Skip to content

Warming up your rotator cuffs

Warming up your rotator cuffs

It goes without saying that there’s a clear need to warm-up the muscles before targeting them to be severely broken down and depleted. The purpose of the warm-up is to prepare the muscles for what is to follow, to prime them for what will be a very uncomfortable and stressing time for them.

By warming up thoroughly we’re not only making the muscles a lot more elastic with increased warmth and blood-flow but we’re also preparing our joints too, as our bodies will natural begin to secrete additional synovial fluid which acts as a sort of lubricant – very important for their respective welfare.

Far too many injuries occur by “going too heavy too quick” mostly because we want to be at our freshest for our heavier lifts – to a degree this is only natural, but nevertheless it still represents a bad training habit. Ironically though after we’ve thoroughly prepared ourselves for exercise we are anything up to 20% stronger so it’s certainly worth our time to make sure we do this correctly.

However as mentioned, this pretty much goes without saying – what does go without saying though is the extra attention that we must put into our rotator cuffs before commencing a brutal shoulder workout.

Why is this then? Why do the shoulders require this special attention?

It’s simply because of the nature of the joint. Unlike many of your hinge joints that only flex one way our shoulders are essentially “ball in socket” joints allowing for the greatest range of motion in our entire bodies.

Please spend 5 minutes and consider the link below:

There’s certainly a lot going on in the anatomy of the shoulder and it’s all in quite a confined space. I mean look at the hips for example, another “ball in socket’ joint but much larger and a lot less crowded.

The shoulders are by far and away the most used muscles of the body and contract directly and/or underpin pretty much every single exercise of the upper body and more than a few of the lower body. It’s because of this involvement that you’ll rarely come across a serious trainer with over 10 years experience who hasn’t suffered problems with their shoulders.

This is quite a concern as 10 years in the bigger context of our “training lives” should be no time at all. Elite bodybuilders also rarely escape these dangers we face, the most common surgery among IFBB pro’s has always been to attend to shoulder injuries.

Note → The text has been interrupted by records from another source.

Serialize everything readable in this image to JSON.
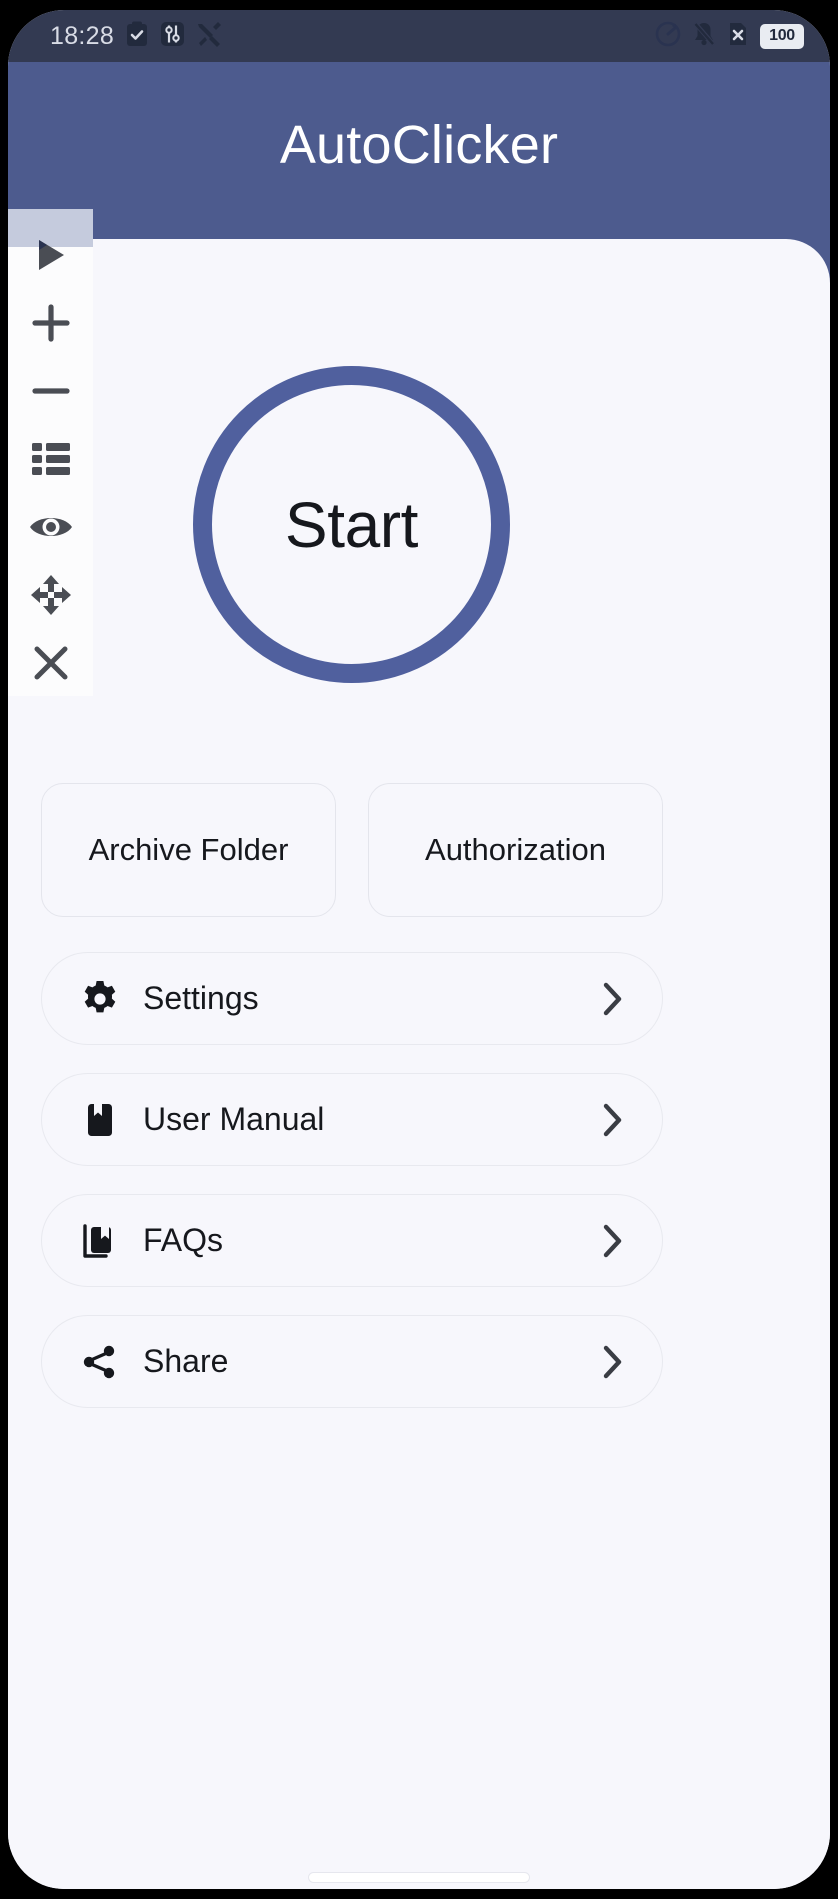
{
  "status_bar": {
    "time": "18:28",
    "battery_level": "100",
    "left_icons": [
      "clipboard-check-icon",
      "sliders-settings-icon",
      "tools-icon"
    ],
    "right_icons": [
      "gauge-speed-icon",
      "bell-muted-icon",
      "sim-card-off-icon"
    ]
  },
  "header": {
    "title": "AutoClicker",
    "background_color": "#4d5b8e"
  },
  "floating_toolbar": {
    "buttons": [
      {
        "name": "play",
        "icon": "play-icon"
      },
      {
        "name": "add",
        "icon": "plus-icon"
      },
      {
        "name": "remove",
        "icon": "minus-icon"
      },
      {
        "name": "list",
        "icon": "list-icon"
      },
      {
        "name": "preview",
        "icon": "eye-icon"
      },
      {
        "name": "move",
        "icon": "move-arrows-icon"
      },
      {
        "name": "close",
        "icon": "close-x-icon"
      }
    ]
  },
  "start_button": {
    "label": "Start",
    "ring_color": "#50609e"
  },
  "pill_buttons": [
    {
      "label": "Archive Folder"
    },
    {
      "label": "Authorization"
    }
  ],
  "nav_list": [
    {
      "label": "Settings",
      "icon": "gear-icon",
      "chevron": "chevron-right-icon"
    },
    {
      "label": "User Manual",
      "icon": "book-icon",
      "chevron": "chevron-right-icon"
    },
    {
      "label": "FAQs",
      "icon": "books-icon",
      "chevron": "chevron-right-icon"
    },
    {
      "label": "Share",
      "icon": "share-icon",
      "chevron": "chevron-right-icon"
    }
  ]
}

Let’s face it, if we’re injured we are of no help to ourselves, all progress will inevitably grind to a halt and this will also have a potentially profound effect on our mindset. We’ll no doubt become miserable and frustrated!

So, warm-up your rotator cuffs before training shoulders!

The key to preventing shoulder injuries lays with the conditioning of the much smaller rotator cuff muscles and their respective tendons. In fact the tendons receive very little oxygen and nutrients from your blood supply which is often the case why they take so long to recover from injury – increasing your frustration.

An unfortunate consequence of the shoulders having the largest range of motion is that they’re most vulnerable to injury, especially as they are underpinned by the smaller, much lesser known rotator cuff muscles and tendons. “You’re only as strong as your weakest link” is an old cliché but regarding the development of your shoulders it happens to hit the nail perfectly on the head.

Prevention is absolutely key and below is a fantastic video of a comprehensive list of 7 different exercise that will help condition the muscles and tendons of the rotator cuff. As you can see cables can also be used instead of the resistance bands and in some cases small dumbbells too.

Remember these muscles are very small by nature so the weight and intensity you use will have to reflect this accordingly. You’ll be able to protect yourself nicely by alternating a combination of just 2-3 of these movements for 2 sets of 10-15 repetitions – you’ll be glad you did!


Disclaimer: All exercises on this site are intended for healthy individuals without any present medical conditions. If you are currently experiencing any bone, joint, or musculoskeletal pain, we advise you to consult a licensed health care professional prior to commencing any of the exercises suggested within this site. The author, editor, and publisher specifically disclaim all responsibility and liability for any injury arising from the use and application of the information provided within this site.

Share This Post

Our Product Categories

Recommended Posts

No comment yet, add your voice below!

Add a Comment

Your email address will not be published. Required fields are marked *